In the words of the late Yogi Berra, “It’s deja vu all over again.” You’ve read all the comparisons between 2013 and the current Yankees season — and for good reason. The Yankees went into 2013 expecting big contributions from Mark Teixeira, Derek Jeter, Curtis Granderson, and Kevin Youkilis, and instead received them from Lyle Overbay, Jayson Nix, Vernon Wells, and a turnstile of middle infielders and designated hitters. In 2019, big things were expected from Giancarlo Stanton, Miguel Andujar, Gary Sanchez, and Aaron Hicks, but the team has instead had to turn to Clint Frazier, Mike Tauchman, and Gio Urshela. The comparison does fit like a glove.

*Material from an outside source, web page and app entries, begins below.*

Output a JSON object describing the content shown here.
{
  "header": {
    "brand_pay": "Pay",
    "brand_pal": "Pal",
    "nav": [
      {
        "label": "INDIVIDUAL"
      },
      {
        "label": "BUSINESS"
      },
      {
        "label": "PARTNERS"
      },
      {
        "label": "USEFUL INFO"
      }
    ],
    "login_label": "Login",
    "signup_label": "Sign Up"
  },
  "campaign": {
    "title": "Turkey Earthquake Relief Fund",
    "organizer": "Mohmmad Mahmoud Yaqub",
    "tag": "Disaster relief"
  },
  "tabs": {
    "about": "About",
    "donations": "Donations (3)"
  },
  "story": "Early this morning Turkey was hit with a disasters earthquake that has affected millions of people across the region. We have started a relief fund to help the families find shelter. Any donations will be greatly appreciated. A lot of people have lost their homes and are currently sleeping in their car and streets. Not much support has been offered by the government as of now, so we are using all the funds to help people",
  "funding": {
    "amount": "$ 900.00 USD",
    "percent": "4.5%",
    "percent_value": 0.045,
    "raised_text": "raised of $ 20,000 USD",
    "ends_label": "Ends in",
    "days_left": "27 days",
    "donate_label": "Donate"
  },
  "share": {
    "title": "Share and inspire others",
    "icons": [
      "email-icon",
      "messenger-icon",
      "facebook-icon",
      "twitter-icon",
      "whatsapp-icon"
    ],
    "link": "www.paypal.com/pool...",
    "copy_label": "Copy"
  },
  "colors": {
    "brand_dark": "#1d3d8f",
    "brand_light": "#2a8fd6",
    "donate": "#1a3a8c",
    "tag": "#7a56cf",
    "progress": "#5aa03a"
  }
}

None of us are particularly happy about the fact that we can make this comparison, but the team’s injury woes do allow us to get a look at the health of the organization as a whole. By comparing how the “replacement players” were acquired this year as opposed to 2013, we can see whether or not the organization is in the same spot it was in in 2013, as it often seems, or if the ability and youth of the current crop of stars allows us to look at the current team with rose-tinted glasses.
Back in 2013, the Yankees employed 20 players as “replacements” (for the purposes of this exercise, we are going to focus on position players), including Alfonso Soriano. Of these players, only two were acquired via the draft — David Adams and Corban Joseph — and three via the international amateur market — Eduardo Nunez, Zoilo Almonte, and Melky Mesa. Additionally, four were acquired during spring training — Vernon Wells, Lyle Overbay, Brennan Boesch, and Ben Francisco. The majority of the rest, eleven in total, were acquired through the trade market, the waiver wire, or free agency after being released by another team; only one, Jayson Nix, had been on the team prior, having signed a minor league deal in November 2011 and appearing on the roster in 2012.
Obviously, since the season is only about a month old, the sample size that we have is much smaller, consisting only of Clint Frazier, Thairo Estrada, Tyler Wade, Mike Tauchman, Gio Urshela, and Kyle Higashioka. Even so, however, we can draw some conclusions from this small bunch. Estrada, Wade, and Higashioka all were drafted by the team, while Frazier was acquired as a high-profile prospect. All of them have been among the first guys called up to replace injured players; in 2013, the Yankees tried to avoid playing their prospects, instead preferring to draw on a revolving door of other teams’ castoffs.
Additionally, Urshela was acquired via trade last August and received a non-roster invite to spring training this year. At the time of his acquisition, the team was not particularly lacking in infield depth; the Yankees, instead, targeted him, knowing that his elite defense would allow him to serve as adequate third base depth, and that if his bat were to come around, he would become a reliable infielder. The only replacement player acquired as an “emergency response” this season has been Mike Tauchman — and even then, the Yankees did not need to go after him, as they could have used Clint Frazier or Tyler Wade as the fourth outfielder to start the season; it is very possible that Tauchman is a player that the organization had been targeting who just happened to fit a need (think of this as the Luke Voit mold of trade acquisition).
Obviously, we are still too early in the season for the team to start utilizing a revolving door of castoffs to replace injured players, and hopefully the starters will return soon enough that the team would never need to go to that. However, the fact that most of the depth that this team has tapped into has come from those already within the organization demonstrates that the Yankees are, top to bottom, deeper than they were six years ago, in large part due to the development of prospects, and the targeted acquisition of low-profile position players that Brian Cashman has become famous for. Ultimately, while nobody should be particularly excited that the team’s regulars have all hit the injured list, the replacements have shown us that the Yankees organization seems to be built on a much stronger foundation than it had been in the past.